What would it be like to sit outside the restrictions of a linear time-line? What if we could make decisions with a full knowledge of the consequences? If you knew your child would experience great suffering, would you still bring it into the world? Arrival explores these big themes of time, transcendence and suffering through the eyes of the linguist Louise Banks (Amy Adams) as she makes first contact with an alien race.
The opening 5 minutes of Arrival are beautifully slow. No explosions or alien battle scenes, just a well-crafted montage of emotions taking you through Louise’s grief at losing her child. This refreshingly contemplative pace immediately sets a precedent for the rest of the film. As a linguist it is up to Louise to decipher the language of the alien visitors. This arduous process is, in a way, a metaphor for the difficulties Louise encounters when trying to express her grief.
But as the film develops, it becomes clear that this alien race offers more than just contact. Louise is thrown into a world where time is no longer a linear affair, but a complex web of moments and narratives, each defined by key decisions in Louise’s life. Whilst Louise has a chance to save the human race, she also has the opportunity to change aspects of her personal life. Reminiscent of Chris Nolan films, Arrival uses Louise’s story to force the viewer into releasing their preconceived perceptions about time. By 90 minutes in, I’d been stripped of my hope for a simple timeline, and had to start seeing time as Louise did, a set of loops where concepts of past and future had lost their meaning.

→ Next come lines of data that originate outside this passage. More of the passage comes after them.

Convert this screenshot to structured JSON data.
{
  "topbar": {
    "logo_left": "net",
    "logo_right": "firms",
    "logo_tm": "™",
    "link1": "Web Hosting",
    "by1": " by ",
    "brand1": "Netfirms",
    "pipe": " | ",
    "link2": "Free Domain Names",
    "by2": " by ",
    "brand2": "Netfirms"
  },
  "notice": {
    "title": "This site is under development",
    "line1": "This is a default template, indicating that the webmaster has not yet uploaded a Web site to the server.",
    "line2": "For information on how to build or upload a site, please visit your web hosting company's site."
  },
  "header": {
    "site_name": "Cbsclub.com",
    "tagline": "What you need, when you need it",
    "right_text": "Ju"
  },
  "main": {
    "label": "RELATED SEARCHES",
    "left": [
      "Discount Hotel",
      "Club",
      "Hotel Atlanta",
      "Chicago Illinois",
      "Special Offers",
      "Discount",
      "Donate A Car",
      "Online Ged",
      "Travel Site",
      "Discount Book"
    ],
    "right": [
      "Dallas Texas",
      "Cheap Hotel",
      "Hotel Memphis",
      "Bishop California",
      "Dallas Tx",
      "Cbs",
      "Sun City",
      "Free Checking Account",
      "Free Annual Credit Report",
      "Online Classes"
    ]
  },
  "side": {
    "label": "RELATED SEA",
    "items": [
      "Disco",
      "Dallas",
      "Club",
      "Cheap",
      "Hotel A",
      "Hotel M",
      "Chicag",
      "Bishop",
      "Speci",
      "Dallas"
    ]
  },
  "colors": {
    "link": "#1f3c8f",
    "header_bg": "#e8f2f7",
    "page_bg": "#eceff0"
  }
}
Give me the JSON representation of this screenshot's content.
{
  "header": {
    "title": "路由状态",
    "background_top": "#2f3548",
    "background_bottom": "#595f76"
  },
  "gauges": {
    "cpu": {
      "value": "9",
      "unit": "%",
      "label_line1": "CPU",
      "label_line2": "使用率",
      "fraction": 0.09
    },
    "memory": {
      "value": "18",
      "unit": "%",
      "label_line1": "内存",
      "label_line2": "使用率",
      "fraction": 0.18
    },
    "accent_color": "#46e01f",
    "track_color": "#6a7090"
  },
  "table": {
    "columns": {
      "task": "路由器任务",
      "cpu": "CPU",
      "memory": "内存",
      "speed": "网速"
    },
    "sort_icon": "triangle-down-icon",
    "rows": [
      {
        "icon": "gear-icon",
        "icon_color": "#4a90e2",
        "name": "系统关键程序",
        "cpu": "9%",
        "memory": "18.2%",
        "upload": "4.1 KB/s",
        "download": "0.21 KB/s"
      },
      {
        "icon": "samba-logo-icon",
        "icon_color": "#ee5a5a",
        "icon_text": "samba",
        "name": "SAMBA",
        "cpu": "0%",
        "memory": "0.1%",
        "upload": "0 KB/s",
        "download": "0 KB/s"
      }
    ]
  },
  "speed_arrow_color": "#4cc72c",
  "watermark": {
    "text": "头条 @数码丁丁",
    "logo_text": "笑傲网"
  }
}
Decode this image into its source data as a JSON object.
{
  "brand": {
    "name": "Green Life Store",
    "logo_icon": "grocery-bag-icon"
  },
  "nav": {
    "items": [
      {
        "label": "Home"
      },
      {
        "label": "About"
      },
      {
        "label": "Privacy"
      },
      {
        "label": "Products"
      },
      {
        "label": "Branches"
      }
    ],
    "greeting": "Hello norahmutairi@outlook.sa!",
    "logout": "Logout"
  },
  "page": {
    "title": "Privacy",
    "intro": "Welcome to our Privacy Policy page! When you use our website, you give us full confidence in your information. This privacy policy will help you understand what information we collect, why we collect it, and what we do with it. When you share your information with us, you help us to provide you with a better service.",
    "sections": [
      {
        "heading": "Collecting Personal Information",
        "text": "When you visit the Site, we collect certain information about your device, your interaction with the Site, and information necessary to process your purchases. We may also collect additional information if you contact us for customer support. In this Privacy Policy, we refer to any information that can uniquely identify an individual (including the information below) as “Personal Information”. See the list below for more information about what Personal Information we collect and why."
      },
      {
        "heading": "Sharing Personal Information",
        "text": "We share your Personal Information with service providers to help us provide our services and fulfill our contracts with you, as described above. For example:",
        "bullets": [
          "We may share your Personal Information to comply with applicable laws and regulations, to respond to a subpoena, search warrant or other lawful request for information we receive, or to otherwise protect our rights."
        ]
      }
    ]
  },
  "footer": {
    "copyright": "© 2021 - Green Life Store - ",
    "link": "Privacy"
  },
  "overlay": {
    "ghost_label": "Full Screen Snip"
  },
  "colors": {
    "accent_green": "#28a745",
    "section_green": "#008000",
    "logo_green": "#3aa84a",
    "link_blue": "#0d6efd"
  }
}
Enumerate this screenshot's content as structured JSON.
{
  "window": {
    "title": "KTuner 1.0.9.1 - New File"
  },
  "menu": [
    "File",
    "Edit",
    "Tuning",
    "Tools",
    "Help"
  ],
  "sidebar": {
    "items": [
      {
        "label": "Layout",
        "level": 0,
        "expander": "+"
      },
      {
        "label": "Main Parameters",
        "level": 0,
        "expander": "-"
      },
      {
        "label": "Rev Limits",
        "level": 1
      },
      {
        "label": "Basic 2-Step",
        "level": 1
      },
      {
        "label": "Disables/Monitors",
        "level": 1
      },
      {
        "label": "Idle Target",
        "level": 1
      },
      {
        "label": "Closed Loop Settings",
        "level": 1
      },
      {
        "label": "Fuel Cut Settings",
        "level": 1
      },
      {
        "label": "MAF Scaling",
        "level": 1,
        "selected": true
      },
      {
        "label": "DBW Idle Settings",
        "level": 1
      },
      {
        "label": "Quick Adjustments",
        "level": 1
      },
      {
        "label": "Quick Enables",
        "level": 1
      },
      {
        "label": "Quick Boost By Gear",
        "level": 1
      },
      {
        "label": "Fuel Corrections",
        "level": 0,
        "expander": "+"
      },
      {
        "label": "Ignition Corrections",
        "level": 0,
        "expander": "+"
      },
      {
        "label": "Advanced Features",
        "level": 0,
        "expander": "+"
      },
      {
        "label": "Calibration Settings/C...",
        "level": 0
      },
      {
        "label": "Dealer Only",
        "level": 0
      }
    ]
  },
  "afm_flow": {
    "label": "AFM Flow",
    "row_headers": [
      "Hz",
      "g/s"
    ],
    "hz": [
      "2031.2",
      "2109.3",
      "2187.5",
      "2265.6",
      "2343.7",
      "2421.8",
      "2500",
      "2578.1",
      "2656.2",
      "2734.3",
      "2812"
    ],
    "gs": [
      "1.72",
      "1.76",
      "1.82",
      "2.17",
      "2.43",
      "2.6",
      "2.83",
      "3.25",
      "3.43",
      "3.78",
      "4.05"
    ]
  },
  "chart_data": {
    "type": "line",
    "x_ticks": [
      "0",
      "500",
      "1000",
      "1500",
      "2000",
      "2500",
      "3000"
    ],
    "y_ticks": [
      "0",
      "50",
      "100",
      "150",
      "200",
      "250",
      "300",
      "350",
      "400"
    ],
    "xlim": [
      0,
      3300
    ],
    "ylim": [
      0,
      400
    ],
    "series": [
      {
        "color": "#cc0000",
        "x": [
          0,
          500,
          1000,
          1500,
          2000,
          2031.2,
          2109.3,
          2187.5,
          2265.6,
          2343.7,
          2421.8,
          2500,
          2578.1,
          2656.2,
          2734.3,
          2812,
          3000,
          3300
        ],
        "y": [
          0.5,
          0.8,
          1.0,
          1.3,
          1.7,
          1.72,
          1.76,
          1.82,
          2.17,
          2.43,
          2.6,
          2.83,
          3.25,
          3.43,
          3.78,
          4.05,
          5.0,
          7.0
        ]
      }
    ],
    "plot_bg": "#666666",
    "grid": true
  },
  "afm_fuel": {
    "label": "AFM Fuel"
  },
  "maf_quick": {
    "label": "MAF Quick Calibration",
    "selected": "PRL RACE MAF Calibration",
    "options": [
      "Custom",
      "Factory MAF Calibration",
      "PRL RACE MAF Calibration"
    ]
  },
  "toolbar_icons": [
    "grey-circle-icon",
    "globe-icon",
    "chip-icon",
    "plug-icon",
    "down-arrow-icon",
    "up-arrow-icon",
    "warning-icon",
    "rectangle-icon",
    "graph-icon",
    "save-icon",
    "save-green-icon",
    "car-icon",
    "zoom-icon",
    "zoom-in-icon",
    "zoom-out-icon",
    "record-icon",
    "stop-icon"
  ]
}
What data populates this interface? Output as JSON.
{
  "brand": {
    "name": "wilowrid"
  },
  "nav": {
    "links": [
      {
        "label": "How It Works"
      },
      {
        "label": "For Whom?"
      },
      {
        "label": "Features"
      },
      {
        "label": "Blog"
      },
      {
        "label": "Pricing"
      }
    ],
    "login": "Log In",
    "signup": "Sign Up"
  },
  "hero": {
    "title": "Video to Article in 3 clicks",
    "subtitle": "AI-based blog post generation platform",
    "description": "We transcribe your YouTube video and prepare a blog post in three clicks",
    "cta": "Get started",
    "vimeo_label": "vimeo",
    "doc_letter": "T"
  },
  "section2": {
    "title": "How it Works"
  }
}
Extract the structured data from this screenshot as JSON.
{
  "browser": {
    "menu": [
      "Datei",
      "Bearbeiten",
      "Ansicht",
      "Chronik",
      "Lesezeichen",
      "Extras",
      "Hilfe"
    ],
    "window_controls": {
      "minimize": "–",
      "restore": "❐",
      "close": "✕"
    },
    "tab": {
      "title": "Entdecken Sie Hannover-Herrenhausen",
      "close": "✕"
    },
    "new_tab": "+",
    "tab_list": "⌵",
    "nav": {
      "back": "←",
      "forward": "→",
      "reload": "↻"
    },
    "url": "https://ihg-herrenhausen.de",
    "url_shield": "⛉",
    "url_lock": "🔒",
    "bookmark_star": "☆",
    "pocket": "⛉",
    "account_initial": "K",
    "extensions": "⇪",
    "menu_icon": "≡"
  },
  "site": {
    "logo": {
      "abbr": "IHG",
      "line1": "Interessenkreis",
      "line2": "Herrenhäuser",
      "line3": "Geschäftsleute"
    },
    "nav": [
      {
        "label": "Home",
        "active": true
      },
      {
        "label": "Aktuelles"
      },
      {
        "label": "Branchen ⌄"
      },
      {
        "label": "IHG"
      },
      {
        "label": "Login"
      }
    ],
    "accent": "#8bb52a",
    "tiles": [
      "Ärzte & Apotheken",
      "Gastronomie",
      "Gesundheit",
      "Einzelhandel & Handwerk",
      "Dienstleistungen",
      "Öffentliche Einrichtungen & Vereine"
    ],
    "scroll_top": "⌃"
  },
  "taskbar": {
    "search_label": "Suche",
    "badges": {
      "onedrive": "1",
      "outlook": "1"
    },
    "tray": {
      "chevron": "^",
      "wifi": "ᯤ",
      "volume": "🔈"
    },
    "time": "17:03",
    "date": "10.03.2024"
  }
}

Using this time tool, Louise’s story then explores a fascinating line of enquiry: would you bring a child into the world if you knew it would suffer and die? Ironically this reality is not so far from our own. Medical technology allows us to make decisions pre-birth about our children’s lives, based upon illnesses that they may have. Sally Phillips recently spoke out on this topic in her BBC documentary ‘A World Without Down’s Syndrome?’ Apparently ‘Ninety per cent of people in the UK who know their child will be born with Down's syndrome have an abortion’. Arrival responds to this startling figure by asking the viewer if life is worthwhile even if it is painful.
But perhaps this dilemma between life and suffering highlights a decision that every prospective parent must face? We have both the foresight to see that life is inevitably painful, and the power to choose life or not for our child. The philosopher Vince Vitale points out that, as parents, we knowingly bring children into a world in which they will experience suffering, and that we believe this to be a morally good decision. Vince goes on to argue that this is the same decision a Creator God would have to make when giving life to each of us. By changing how we see time, Arrival gives us a glimpse of God’s perspective and causes us to consider whether we believe that, on balance, creating life is good even in the expectation of suffering. Perhaps by exploring that question through the new film Arrival, we might find some answers to the age old problem of pain?